But it is clear that the moral recovery of the ANC would not happen if it only depended on its own internal actions. On an external level, the impementation of lifestyle audits (LSA’s) is one of the most important mechanisms to expose and prosecute corruption. Obviously, the decision to subject ANC members to LSA’s is an internal one. And the concept of LSA’s is not a new one. As early as July 2019, Pravin Gordhan issued a directive that board members and management of SOE’s would be subject to LSA’s.

However, no feedback in this regard has been given. In 2018 Gauteng premier David Makhura promised to do the same with his cabinet, but nothing has happened yet. And yet, in the midst of the Covid pandemic, Western Cape premier Alan Winde had LSA’s done for his cabinet through an open tender process and by an independent forensic company. No discrepancies were found, after the assets and bank statements of the whole cabinet (including Winde) had been scrutinised.

Why does the ANC not do the same at national cabinet and provincial government level? It would be even more important at local government level, where corruption and maladministration are rife. If the Treasury would decide to make funds available for this purpose (and oversee the process of LSA’s itself), it would be money well spent.

The second external mechanism towards recovery should be the findings and recommendations of the Zondo Commission, as these are followed up by the NPA, the SIU and the (not yet established) special coordinating body for prosecutions. The deadline for the Zondo Commission’s report is fast approaching.

However, preliminary reports on themes and organisations (such as Eskom) could help to speed up the prosecution process. When the final report is published, the various bodies should already be on standby to investigative and prosecute all culprits, but especially ANC members. Without these external interventions and clean-ups, the ANC cannot recover.
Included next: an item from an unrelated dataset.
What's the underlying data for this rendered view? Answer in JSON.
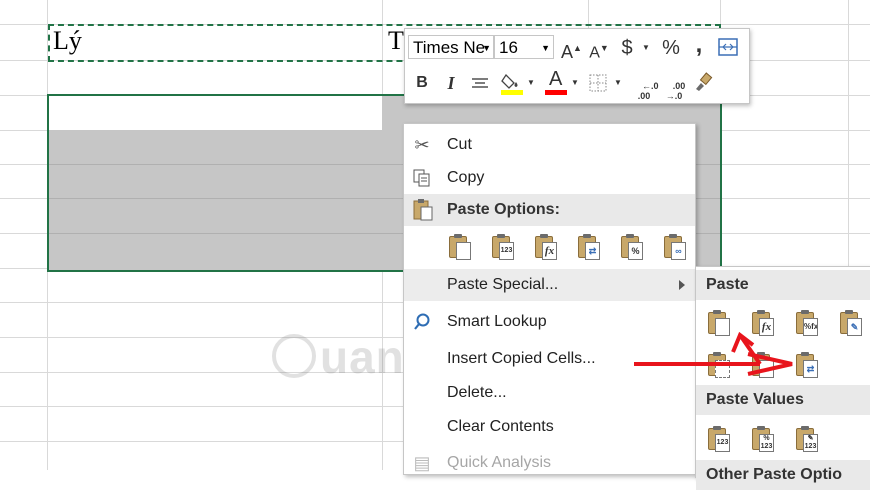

True and spontaneous self-correction for the ANC is not possible anymore. However, a combination of leadership and strong decisions on the powers of the IC on the one hand, and external LSA’s and the fearless folow-up of the Zondo recommendations on the other, can assist the ANC to recover. A good strategy would be for President Ramaphosa to work on two fronts: inside the ANC to root out corruption and get rid of corrupt members, and inside the state to establish better, cleaner and more effective government. These are two sides of the same coin.

In closing: it would be good for the country in general if the ANC could recover morally. But it must be remembered that, even if this happened, the ANC is not necessarily the best party to govern South Africa and its provinces, cities and towns.

The organisation’s ideological views on issues such as the economy, socio-economic policy, (true) non-racialism, the place of minorities and language- and cultural rights, and race-based transformation, leave much to be desired. Even if the ANC should recover and win back some integrity, it does not mean that the organisation’s policies would be accpetable. That will have to be determined at the polling stations. But at least South Africa would have cleaner government and less corruption.

Theuns Eloff is an independent commentator. A version of this article first appeared on Netwerk24 in Afrikaans, 28 September 2020